Learning from the best
Australia is home to some of the world’s most liveable cities but, when it comes to smart infrastructure, we’re still a few steps behind.
Beck, a member of the federal government’s newly formed Cities Reference Group, says that is not such a bad thing; as long as we’re quick studies and “fast followers”.
“My view is that we’re now in the fourth wave of smart city development,” Beck says. “If we want to, we can learn from Europe, India and the United States, who have gone before us.”
Most experts agree that Melbourne is Australia’s premier smart city, with a team of more than 70 engaged in projects designed to harness the connective capabilities of the Internet of Things – smart bins, online tree-monitoring systems – and developing a citywide data platform.
“They view the city as their laboratory,” Beck says. “Melbourne has been promoting opportunities for innovation and incubation, nurturing a start-up culture, and engaging the community with their smart city agenda.”
The smart city concept is gaining traction outside capital cities with centers in Queensland, such as Ipswich and the Sunshine Coast, leading the way by focusing on fundamentals such as putting services online.
“Rural and regional development is more granular,” Beck says. “The applications we’re seeing in the ag-tech world are huge – drones, robots, and highly sophisticated GPS activity is a core part of the future of rural Australia.”

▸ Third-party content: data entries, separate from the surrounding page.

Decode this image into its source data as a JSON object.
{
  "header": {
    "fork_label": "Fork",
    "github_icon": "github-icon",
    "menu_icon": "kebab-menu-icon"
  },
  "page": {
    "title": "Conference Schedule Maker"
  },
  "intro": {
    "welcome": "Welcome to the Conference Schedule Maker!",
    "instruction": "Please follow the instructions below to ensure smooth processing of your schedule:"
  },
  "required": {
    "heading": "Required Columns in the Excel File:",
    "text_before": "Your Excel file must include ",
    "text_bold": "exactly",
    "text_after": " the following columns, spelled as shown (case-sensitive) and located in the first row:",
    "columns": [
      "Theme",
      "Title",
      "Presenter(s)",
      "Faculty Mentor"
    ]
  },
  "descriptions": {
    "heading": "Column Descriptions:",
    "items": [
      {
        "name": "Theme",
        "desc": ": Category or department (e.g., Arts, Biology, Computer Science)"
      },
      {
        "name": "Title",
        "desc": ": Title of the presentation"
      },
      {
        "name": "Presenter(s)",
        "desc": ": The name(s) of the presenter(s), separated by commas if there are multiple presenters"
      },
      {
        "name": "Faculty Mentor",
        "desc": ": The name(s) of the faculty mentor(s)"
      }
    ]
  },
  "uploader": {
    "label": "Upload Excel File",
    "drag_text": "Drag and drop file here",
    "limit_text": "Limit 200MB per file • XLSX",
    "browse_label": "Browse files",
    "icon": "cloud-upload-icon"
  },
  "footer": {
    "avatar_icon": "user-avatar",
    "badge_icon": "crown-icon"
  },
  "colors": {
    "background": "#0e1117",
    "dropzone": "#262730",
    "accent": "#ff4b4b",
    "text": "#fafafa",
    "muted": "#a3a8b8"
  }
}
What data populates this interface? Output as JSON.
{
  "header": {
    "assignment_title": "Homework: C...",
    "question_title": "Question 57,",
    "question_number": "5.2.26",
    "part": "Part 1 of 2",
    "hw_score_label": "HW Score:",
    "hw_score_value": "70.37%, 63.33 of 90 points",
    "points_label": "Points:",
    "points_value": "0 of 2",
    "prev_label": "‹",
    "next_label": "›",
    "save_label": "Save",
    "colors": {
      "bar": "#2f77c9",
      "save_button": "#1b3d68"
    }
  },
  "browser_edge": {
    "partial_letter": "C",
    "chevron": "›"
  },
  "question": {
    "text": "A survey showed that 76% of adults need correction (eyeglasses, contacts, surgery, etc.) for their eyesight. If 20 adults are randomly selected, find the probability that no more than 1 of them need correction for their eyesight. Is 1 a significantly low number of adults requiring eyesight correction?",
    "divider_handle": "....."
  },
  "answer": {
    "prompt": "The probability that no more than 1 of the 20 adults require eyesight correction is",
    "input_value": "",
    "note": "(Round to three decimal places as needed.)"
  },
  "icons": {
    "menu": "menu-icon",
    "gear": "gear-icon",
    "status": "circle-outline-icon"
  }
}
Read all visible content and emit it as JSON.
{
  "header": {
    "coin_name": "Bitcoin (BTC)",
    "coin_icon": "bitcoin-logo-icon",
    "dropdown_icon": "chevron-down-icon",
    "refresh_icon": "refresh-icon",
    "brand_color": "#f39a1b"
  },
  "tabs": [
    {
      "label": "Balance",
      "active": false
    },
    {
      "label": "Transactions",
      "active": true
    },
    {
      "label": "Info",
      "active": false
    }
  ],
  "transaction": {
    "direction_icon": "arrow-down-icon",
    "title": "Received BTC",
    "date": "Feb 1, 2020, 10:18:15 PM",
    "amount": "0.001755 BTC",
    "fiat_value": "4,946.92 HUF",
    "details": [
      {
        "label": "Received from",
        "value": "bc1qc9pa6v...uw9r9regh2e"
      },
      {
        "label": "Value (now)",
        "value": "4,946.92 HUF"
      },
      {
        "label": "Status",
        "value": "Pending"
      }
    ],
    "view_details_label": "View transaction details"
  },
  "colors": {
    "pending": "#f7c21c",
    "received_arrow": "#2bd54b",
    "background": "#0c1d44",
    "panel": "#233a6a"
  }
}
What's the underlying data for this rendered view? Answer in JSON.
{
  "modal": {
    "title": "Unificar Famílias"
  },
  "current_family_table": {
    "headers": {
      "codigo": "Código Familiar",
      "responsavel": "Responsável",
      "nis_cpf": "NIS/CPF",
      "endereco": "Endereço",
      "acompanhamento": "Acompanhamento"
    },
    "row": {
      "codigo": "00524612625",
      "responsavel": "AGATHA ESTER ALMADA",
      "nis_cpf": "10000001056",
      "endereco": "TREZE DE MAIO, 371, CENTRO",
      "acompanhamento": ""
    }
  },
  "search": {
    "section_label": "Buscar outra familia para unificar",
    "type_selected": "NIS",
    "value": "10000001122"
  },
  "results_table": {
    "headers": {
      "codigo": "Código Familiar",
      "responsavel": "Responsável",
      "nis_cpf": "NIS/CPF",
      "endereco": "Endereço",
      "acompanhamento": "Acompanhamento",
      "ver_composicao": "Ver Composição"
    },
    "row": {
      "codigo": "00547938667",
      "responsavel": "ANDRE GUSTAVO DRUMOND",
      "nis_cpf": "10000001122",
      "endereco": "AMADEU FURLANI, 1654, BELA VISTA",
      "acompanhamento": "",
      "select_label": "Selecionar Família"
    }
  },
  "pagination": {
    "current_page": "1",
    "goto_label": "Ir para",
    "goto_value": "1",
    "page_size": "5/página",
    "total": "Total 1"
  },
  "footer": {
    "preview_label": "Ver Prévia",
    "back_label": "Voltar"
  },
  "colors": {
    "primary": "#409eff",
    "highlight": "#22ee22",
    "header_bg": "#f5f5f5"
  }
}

Showing the money
Federal Assistant Minister for Cities, Angus Taylor, has launched a $50 million fund to help our cities embrace the worldwide revolution in planning and development.
“Smart cities need to take a people-first approach to designing and delivering responsive public services with the help of smart technologies,” Taylor says.
Beck says governments can’t do it on their own.
“No one sector can do it on its own; partnership is the only way,” Beck says. “It’s a marketplace – you need good demand from governments and a highly sophisticated supply side.”
Beck says development does not work by force and governments need to do a better job of engaging citizens in city-building agendas, “not simply technological agendas”.
“Data is good, but intelligence is great. We’re swimming in data – the question is whether we are converting it to make better investments and create better outcomes for our cities,” Beck says. “We need to make sustained efforts to unlock the wisdom of residents because any investment or project has to have quality of life and livability at its heart.
“Smart cities begin and end with people. We cannot lose sight of that.”